When it was first produced in the US exactly 12 years ago, and was subsequently seen at the Royal Court in a new production a year later, David Mamet’s Oleanna quickly became more than just a play. It was a cultural beacon – a talking point in itself, around which a fierce debate would rage.
Mamet has himself said it became “a succes de scandale, a handy French phase meaning everyone was so enraged by it that everyone had to see it”.
It remains one of the most combustible, combative plays of its decade, a taut, fraught and inflammatory work about the power and meaning of words, in an age of ‘political correctness’, and how their interpretation can become tools of manipulation, power and even violence, weapons to be vigorously wielded.
But aren’t we over it now? As performers like Ricky Gervais comically subvert the PC culture, haven’t we moved on? Not if a story in the Evening Standard on the same day that this West End revival of Oleanna opened is any indication. English National Opera has issued new guidelines to their employees on the subject of sexual discrimination at work, and the rules include the statement: “The use of affectionate names such as ‘darling’ will also constitute sexual harassment.”
Meanwhile, on stage around the corner from ENO at the Garrick, an everyday story of classroom politics, in which a young female student seeks to have an assignment that she failed re-marked, explodes into a blistering, volatile expose of the language of sexual politics that eventually has the student accusing him of rape.
She means the word in a sense that is both figurative (accusing him of exploiting his ‘paternal prerogative’ in class, adding, “and what is that but rape; I swear to God”) and then literal (applying the letter of the law to the way the professor tries to restrain her departure from the room after her report to the Tenure Committee threatens his promotion).

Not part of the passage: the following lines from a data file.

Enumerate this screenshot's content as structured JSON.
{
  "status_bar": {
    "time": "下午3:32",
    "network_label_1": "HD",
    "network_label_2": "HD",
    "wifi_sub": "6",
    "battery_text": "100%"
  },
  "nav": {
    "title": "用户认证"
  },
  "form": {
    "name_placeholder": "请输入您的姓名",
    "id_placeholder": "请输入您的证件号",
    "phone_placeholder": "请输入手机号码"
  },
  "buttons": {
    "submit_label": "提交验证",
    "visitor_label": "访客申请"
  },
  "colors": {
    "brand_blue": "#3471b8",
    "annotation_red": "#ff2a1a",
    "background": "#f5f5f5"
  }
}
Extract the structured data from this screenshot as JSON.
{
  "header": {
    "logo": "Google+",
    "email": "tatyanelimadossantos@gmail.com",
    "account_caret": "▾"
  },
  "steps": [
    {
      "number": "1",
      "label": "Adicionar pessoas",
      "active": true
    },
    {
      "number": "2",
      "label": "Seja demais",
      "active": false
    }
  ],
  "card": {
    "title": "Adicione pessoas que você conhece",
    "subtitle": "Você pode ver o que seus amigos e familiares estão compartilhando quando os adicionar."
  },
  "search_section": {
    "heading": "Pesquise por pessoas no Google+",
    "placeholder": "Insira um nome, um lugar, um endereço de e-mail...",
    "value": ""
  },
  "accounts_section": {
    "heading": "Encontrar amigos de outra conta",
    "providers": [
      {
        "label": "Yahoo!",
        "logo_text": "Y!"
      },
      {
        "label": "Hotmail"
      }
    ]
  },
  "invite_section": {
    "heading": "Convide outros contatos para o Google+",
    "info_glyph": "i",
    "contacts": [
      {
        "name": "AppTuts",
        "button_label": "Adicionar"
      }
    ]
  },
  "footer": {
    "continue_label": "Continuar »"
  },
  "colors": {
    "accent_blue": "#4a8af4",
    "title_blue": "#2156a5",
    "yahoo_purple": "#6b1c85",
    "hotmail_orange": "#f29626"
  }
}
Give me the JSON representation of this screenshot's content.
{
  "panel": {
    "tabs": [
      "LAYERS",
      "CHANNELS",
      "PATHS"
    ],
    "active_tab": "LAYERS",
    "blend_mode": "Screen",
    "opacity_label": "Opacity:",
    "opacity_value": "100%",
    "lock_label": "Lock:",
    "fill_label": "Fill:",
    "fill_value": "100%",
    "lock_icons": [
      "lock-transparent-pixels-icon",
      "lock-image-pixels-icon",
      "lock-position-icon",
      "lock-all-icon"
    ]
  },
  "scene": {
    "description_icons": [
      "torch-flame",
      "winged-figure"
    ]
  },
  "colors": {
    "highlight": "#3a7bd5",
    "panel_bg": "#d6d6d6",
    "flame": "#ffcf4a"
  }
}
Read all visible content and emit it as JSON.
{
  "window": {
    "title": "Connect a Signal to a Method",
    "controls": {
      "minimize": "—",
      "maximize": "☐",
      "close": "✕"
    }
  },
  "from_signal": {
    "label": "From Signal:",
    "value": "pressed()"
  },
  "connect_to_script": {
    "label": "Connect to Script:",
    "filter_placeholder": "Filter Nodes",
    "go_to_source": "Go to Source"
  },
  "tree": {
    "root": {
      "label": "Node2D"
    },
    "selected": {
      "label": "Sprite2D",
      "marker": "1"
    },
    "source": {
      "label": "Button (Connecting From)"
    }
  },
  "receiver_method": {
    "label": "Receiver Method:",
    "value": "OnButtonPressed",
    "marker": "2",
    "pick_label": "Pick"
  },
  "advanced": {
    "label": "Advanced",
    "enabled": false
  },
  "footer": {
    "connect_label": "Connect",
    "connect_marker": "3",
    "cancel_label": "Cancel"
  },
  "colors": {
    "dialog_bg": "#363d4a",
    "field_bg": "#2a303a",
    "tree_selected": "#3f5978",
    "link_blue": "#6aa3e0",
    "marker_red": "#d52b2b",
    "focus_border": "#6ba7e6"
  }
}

Two terrific American film actors, Julia Stiles and Aaron Eckhart, bring convincing, raging passion to the increasingly desperate journeys that this confrontation propels them along, and Lindsay Posner’s meticulous production - formally staged on Christopher Oram’s raised platform stripped bare of everything but a desk, a water cooler and a chair, with a skylight over it - maintains the darkening tension throughout.
- Mark Shenton